- Work item -
Return the records word for word. Any pictures in them are not part of the copy.

### Source information ###

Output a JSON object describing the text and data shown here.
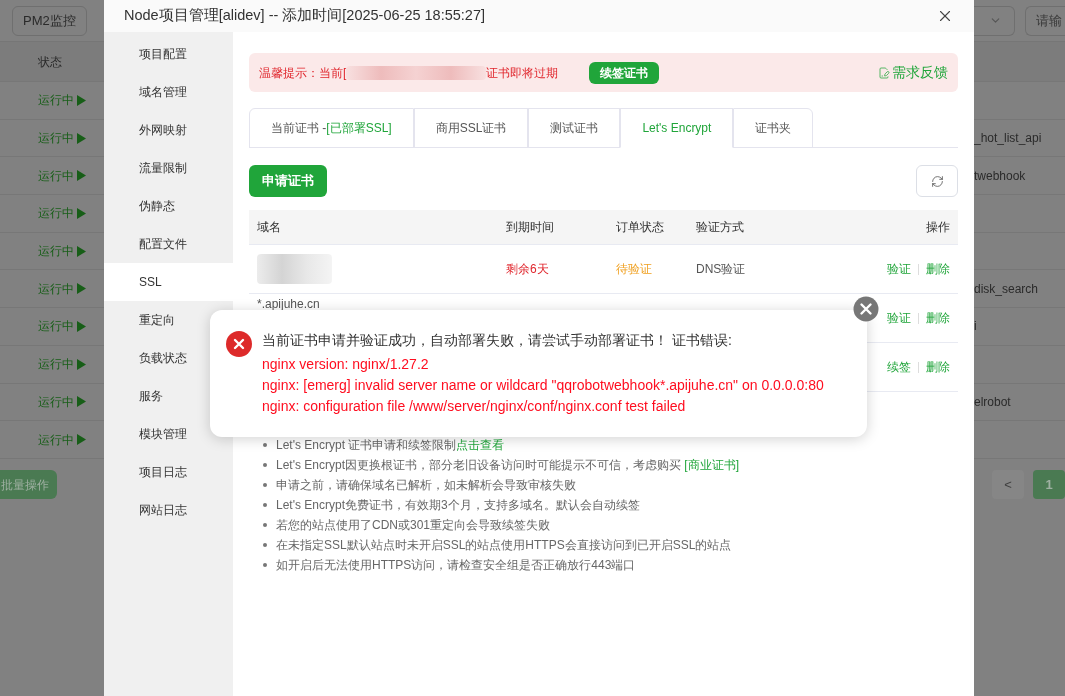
{
  "background": {
    "top_button": "PM2监控",
    "search_placeholder": "请输",
    "status_header": "状态",
    "rows": [
      {
        "status": "运行中",
        "name": ""
      },
      {
        "status": "运行中",
        "name": "_hot_list_api"
      },
      {
        "status": "运行中",
        "name": "twebhook"
      },
      {
        "status": "运行中",
        "name": ""
      },
      {
        "status": "运行中",
        "name": ""
      },
      {
        "status": "运行中",
        "name": "disk_search"
      },
      {
        "status": "运行中",
        "name": "i"
      },
      {
        "status": "运行中",
        "name": ""
      },
      {
        "status": "运行中",
        "name": "elrobot"
      },
      {
        "status": "运行中",
        "name": ""
      }
    ],
    "batch_button": "批量操作",
    "pagination": {
      "prev": "<",
      "pages": [
        {
          "label": "1",
          "selected": true
        }
      ]
    }
  },
  "window": {
    "title": "Node项目管理[alidev] -- 添加时间[2025-06-25 18:55:27]"
  },
  "sidebar": {
    "items": [
      {
        "label": "项目配置",
        "selected": false
      },
      {
        "label": "域名管理",
        "selected": false
      },
      {
        "label": "外网映射",
        "selected": false
      },
      {
        "label": "流量限制",
        "selected": false
      },
      {
        "label": "伪静态",
        "selected": false
      },
      {
        "label": "配置文件",
        "selected": false
      },
      {
        "label": "SSL",
        "selected": true
      },
      {
        "label": "重定向",
        "selected": false
      },
      {
        "label": "负载状态",
        "selected": false
      },
      {
        "label": "服务",
        "selected": false
      },
      {
        "label": "模块管理",
        "selected": false
      },
      {
        "label": "项目日志",
        "selected": false
      },
      {
        "label": "网站日志",
        "selected": false
      }
    ]
  },
  "alert": {
    "prefix": "温馨提示：当前[",
    "suffix": "证书即将过期",
    "button": "续签证书",
    "feedback": "需求反馈"
  },
  "tabs": [
    {
      "label": "当前证书 -**[已部署SSL]**",
      "selected": false
    },
    {
      "label": "商用SSL证书",
      "selected": false
    },
    {
      "label": "测试证书",
      "selected": false
    },
    {
      "label": "Let's Encrypt",
      "selected": true
    },
    {
      "label": "证书夹",
      "selected": false
    }
  ],
  "apply_button": "申请证书",
  "table": {
    "columns": [
      "域名",
      "到期时间",
      "订单状态",
      "验证方式",
      "操作"
    ],
    "rows": [
      {
        "domain": "",
        "expiry": "剩余6天",
        "status": "待验证",
        "method": "DNS验证",
        "actions": [
          "验证",
          "删除"
        ]
      },
      {
        "domain": "*.apijuhe.cn",
        "expiry": "",
        "status": "",
        "method": "",
        "actions": [
          "验证",
          "删除"
        ]
      },
      {
        "domain": "",
        "expiry": "",
        "status": "",
        "method": "",
        "actions": [
          "续签",
          "删除"
        ]
      }
    ]
  },
  "notes": [
    {
      "text": "Let's Encrypt 证书申请和续签限制",
      "link": "点击查看"
    },
    {
      "text": "Let's Encrypt因更换根证书，部分老旧设备访问时可能提示不可信，考虑购买 ",
      "link": "[商业证书]"
    },
    {
      "text": "申请之前，请确保域名已解析，如未解析会导致审核失败"
    },
    {
      "text": "Let's Encrypt免费证书，有效期3个月，支持多域名。默认会自动续签"
    },
    {
      "text": "若您的站点使用了CDN或301重定向会导致续签失败"
    },
    {
      "text": "在未指定SSL默认站点时未开启SSL的站点使用HTTPS会直接访问到已开启SSL的站点"
    },
    {
      "text": "如开启后无法使用HTTPS访问，请检查安全组是否正确放行443端口"
    }
  ],
  "error_popup": {
    "message": "当前证书申请并验证成功，自动部署失败，请尝试手动部署证书！ 证书错误:",
    "details": [
      "nginx version: nginx/1.27.2",
      "nginx: [emerg] invalid server name or wildcard \"qqrobotwebhook*.apijuhe.cn\" on 0.0.0.0:80",
      "nginx: configuration file /www/server/nginx/conf/nginx.conf test failed"
    ]
  }
}
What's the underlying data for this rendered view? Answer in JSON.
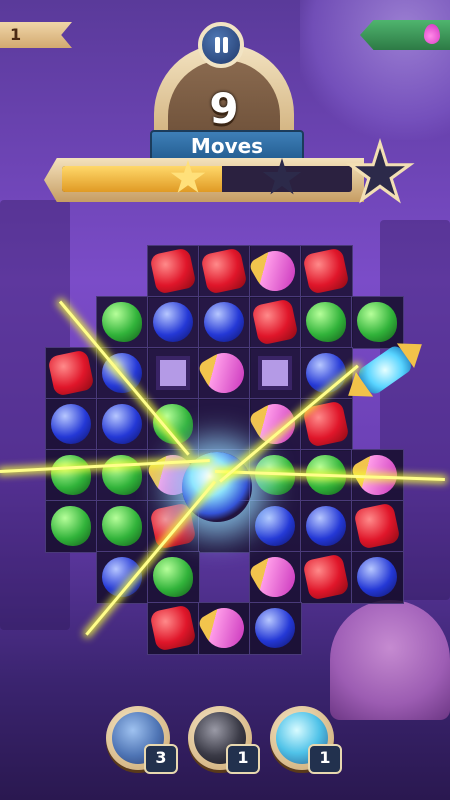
{
  "level_ribbon": {
    "value": "1"
  },
  "moves": {
    "count": "9",
    "label": "Moves"
  },
  "progress": {
    "fraction": 0.55,
    "stars_earned": 1,
    "stars_total": 3
  },
  "board": {
    "rows": [
      [
        "",
        "",
        "red",
        "red",
        "potion",
        "red",
        "",
        ""
      ],
      [
        "",
        "green",
        "blue",
        "blue",
        "red",
        "green",
        "green",
        ""
      ],
      [
        "red",
        "blue",
        "blocked",
        "potion",
        "blocked",
        "blue",
        "",
        ""
      ],
      [
        "blue",
        "blue",
        "green",
        "",
        "potion",
        "red",
        "",
        ""
      ],
      [
        "green",
        "green",
        "potion",
        "",
        "green",
        "green",
        "potion",
        ""
      ],
      [
        "green",
        "green",
        "red",
        "",
        "blue",
        "blue",
        "red",
        ""
      ],
      [
        "",
        "blue",
        "green",
        "",
        "potion",
        "red",
        "blue",
        ""
      ],
      [
        "",
        "",
        "red",
        "potion",
        "blue",
        "",
        "",
        ""
      ]
    ]
  },
  "boosters": [
    {
      "name": "hammer",
      "count": "3"
    },
    {
      "name": "bomb",
      "count": "1"
    },
    {
      "name": "rocket",
      "count": "1"
    }
  ],
  "colors": {
    "accent": "#3e7fb8",
    "progress_fill": "#ffd86a",
    "board_border": "#9b7fd1"
  }
}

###

- Solution to this problem -
Output a JSON object describing the text and data shown here.
{
  "background": {
    "top_button": "PM2监控",
    "search_placeholder": "请输",
    "status_header": "状态",
    "rows": [
      {
        "status": "运行中",
        "name": ""
      },
      {
        "status": "运行中",
        "name": "_hot_list_api"
      },
      {
        "status": "运行中",
        "name": "twebhook"
      },
      {
        "status": "运行中",
        "name": ""
      },
      {
        "status": "运行中",
        "name": ""
      },
      {
        "status": "运行中",
        "name": "disk_search"
      },
      {
        "status": "运行中",
        "name": "i"
      },
      {
        "status": "运行中",
        "name": ""
      },
      {
        "status": "运行中",
        "name": "elrobot"
      },
      {
        "status": "运行中",
        "name": ""
      }
    ],
    "batch_button": "批量操作",
    "pagination": {
      "prev": "<",
      "pages": [
        {
          "label": "1",
          "selected": true
        }
      ]
    }
  },
  "window": {
    "title": "Node项目管理[alidev] -- 添加时间[2025-06-25 18:55:27]"
  },
  "sidebar": {
    "items": [
      {
        "label": "项目配置",
        "selected": false
      },
      {
        "label": "域名管理",
        "selected": false
      },
      {
        "label": "外网映射",
        "selected": false
      },
      {
        "label": "流量限制",
        "selected": false
      },
      {
        "label": "伪静态",
        "selected": false
      },
      {
        "label": "配置文件",
        "selected": false
      },
      {
        "label": "SSL",
        "selected": true
      },
      {
        "label": "重定向",
        "selected": false
      },
      {
        "label": "负载状态",
        "selected": false
      },
      {
        "label": "服务",
        "selected": false
      },
      {
        "label": "模块管理",
        "selected": false
      },
      {
        "label": "项目日志",
        "selected": false
      },
      {
        "label": "网站日志",
        "selected": false
      }
    ]
  },
  "alert": {
    "prefix": "温馨提示：当前[",
    "suffix": "证书即将过期",
    "button": "续签证书",
    "feedback": "需求反馈"
  },
  "tabs": [
    {
      "label": "当前证书 -**[已部署SSL]**",
      "selected": false
    },
    {
      "label": "商用SSL证书",
      "selected": false
    },
    {
      "label": "测试证书",
      "selected": false
    },
    {
      "label": "Let's Encrypt",
      "selected": true
    },
    {
      "label": "证书夹",
      "selected": false
    }
  ],
  "apply_button": "申请证书",
  "table": {
    "columns": [
      "域名",
      "到期时间",
      "订单状态",
      "验证方式",
      "操作"
    ],
    "rows": [
      {
        "domain": "",
        "expiry": "剩余6天",
        "status": "待验证",
        "method": "DNS验证",
        "actions": [
          "验证",
          "删除"
        ]
      },
      {
        "domain": "*.apijuhe.cn",
        "expiry": "",
        "status": "",
        "method": "",
        "actions": [
          "验证",
          "删除"
        ]
      },
      {
        "domain": "",
        "expiry": "",
        "status": "",
        "method": "",
        "actions": [
          "续签",
          "删除"
        ]
      }
    ]
  },
  "notes": [
    {
      "text": "Let's Encrypt 证书申请和续签限制",
      "link": "点击查看"
    },
    {
      "text": "Let's Encrypt因更换根证书，部分老旧设备访问时可能提示不可信，考虑购买 ",
      "link": "[商业证书]"
    },
    {
      "text": "申请之前，请确保域名已解析，如未解析会导致审核失败"
    },
    {
      "text": "Let's Encrypt免费证书，有效期3个月，支持多域名。默认会自动续签"
    },
    {
      "text": "若您的站点使用了CDN或301重定向会导致续签失败"
    },
    {
      "text": "在未指定SSL默认站点时未开启SSL的站点使用HTTPS会直接访问到已开启SSL的站点"
    },
    {
      "text": "如开启后无法使用HTTPS访问，请检查安全组是否正确放行443端口"
    }
  ],
  "error_popup": {
    "message": "当前证书申请并验证成功，自动部署失败，请尝试手动部署证书！ 证书错误:",
    "details": [
      "nginx version: nginx/1.27.2",
      "nginx: [emerg] invalid server name or wildcard \"qqrobotwebhook*.apijuhe.cn\" on 0.0.0.0:80",
      "nginx: configuration file /www/server/nginx/conf/nginx.conf test failed"
    ]
  }
}
What's the underlying data for this rendered view? Answer in JSON.
{
  "level_ribbon": {
    "value": "1"
  },
  "moves": {
    "count": "9",
    "label": "Moves"
  },
  "progress": {
    "fraction": 0.55,
    "stars_earned": 1,
    "stars_total": 3
  },
  "board": {
    "rows": [
      [
        "",
        "",
        "red",
        "red",
        "potion",
        "red",
        "",
        ""
      ],
      [
        "",
        "green",
        "blue",
        "blue",
        "red",
        "green",
        "green",
        ""
      ],
      [
        "red",
        "blue",
        "blocked",
        "potion",
        "blocked",
        "blue",
        "",
        ""
      ],
      [
        "blue",
        "blue",
        "green",
        "",
        "potion",
        "red",
        "",
        ""
      ],
      [
        "green",
        "green",
        "potion",
        "",
        "green",
        "green",
        "potion",
        ""
      ],
      [
        "green",
        "green",
        "red",
        "",
        "blue",
        "blue",
        "red",
        ""
      ],
      [
        "",
        "blue",
        "green",
        "",
        "potion",
        "red",
        "blue",
        ""
      ],
      [
        "",
        "",
        "red",
        "potion",
        "blue",
        "",
        "",
        ""
      ]
    ]
  },
  "boosters": [
    {
      "name": "hammer",
      "count": "3"
    },
    {
      "name": "bomb",
      "count": "1"
    },
    {
      "name": "rocket",
      "count": "1"
    }
  ],
  "colors": {
    "accent": "#3e7fb8",
    "progress_fill": "#ffd86a",
    "board_border": "#9b7fd1"
  }
}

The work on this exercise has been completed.